*Your assignment*.
Pull every "Conference" line out of the data below.
[[ Information supplied, beginning ]]
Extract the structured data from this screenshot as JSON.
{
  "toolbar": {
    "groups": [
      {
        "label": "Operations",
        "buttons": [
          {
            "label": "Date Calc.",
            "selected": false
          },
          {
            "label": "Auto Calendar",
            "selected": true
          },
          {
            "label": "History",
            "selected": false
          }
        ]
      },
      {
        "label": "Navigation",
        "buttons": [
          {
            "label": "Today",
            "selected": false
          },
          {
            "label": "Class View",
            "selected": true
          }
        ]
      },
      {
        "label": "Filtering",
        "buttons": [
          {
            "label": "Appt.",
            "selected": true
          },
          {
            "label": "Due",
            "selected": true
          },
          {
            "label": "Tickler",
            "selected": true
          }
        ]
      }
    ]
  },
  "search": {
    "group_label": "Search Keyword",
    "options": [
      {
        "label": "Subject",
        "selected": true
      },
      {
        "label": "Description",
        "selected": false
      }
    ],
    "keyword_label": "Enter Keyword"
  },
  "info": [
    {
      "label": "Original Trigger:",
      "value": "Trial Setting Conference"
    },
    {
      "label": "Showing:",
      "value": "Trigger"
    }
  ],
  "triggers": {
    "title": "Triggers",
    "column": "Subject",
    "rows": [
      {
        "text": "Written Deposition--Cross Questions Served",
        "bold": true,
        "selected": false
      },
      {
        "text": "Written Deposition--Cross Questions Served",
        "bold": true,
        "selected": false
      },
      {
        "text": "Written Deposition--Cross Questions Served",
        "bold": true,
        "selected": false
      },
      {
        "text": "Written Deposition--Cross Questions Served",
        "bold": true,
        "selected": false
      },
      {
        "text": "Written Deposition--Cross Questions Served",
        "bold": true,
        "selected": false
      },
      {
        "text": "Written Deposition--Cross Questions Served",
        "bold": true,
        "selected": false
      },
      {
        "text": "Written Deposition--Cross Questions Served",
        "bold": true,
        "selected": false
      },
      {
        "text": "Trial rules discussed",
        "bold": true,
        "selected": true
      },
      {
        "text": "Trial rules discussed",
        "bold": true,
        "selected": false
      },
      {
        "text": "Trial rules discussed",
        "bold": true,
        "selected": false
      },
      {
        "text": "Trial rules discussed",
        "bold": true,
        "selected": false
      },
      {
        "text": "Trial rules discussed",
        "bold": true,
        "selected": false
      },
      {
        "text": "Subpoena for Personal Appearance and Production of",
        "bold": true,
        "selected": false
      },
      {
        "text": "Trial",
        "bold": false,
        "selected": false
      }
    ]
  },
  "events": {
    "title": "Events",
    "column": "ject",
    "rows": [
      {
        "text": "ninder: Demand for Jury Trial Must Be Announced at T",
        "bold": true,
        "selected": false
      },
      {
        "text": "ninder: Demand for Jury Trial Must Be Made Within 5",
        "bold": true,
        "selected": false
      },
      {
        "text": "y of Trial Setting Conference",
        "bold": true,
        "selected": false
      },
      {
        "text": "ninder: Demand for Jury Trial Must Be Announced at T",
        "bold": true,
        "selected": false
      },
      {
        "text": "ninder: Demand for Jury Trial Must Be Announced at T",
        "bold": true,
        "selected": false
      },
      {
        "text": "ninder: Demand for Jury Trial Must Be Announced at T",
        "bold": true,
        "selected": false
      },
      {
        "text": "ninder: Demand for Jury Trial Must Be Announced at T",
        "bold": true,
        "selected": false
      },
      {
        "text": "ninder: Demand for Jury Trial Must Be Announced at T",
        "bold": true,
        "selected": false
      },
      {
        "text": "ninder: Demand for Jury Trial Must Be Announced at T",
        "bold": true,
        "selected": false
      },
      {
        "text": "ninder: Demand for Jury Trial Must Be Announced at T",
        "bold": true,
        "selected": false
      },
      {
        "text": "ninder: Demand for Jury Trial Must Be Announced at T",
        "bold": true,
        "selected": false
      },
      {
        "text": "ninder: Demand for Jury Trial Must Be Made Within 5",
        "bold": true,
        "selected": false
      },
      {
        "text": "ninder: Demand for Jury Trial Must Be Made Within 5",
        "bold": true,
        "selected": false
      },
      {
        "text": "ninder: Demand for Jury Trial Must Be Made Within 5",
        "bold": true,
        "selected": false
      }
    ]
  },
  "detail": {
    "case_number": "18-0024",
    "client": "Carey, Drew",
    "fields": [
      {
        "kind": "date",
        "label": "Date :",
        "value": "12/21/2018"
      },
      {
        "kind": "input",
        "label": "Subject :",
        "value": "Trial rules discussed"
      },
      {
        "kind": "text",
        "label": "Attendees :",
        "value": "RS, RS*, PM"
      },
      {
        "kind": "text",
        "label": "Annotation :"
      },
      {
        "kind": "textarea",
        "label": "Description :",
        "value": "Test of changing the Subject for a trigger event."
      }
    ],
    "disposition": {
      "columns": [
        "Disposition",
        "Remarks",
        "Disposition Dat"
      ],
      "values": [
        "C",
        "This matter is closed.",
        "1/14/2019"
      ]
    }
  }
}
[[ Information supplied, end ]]
*Exercise result*.
      "value": "Trial Setting Conference"
        "text": "y of Trial Setting Conference",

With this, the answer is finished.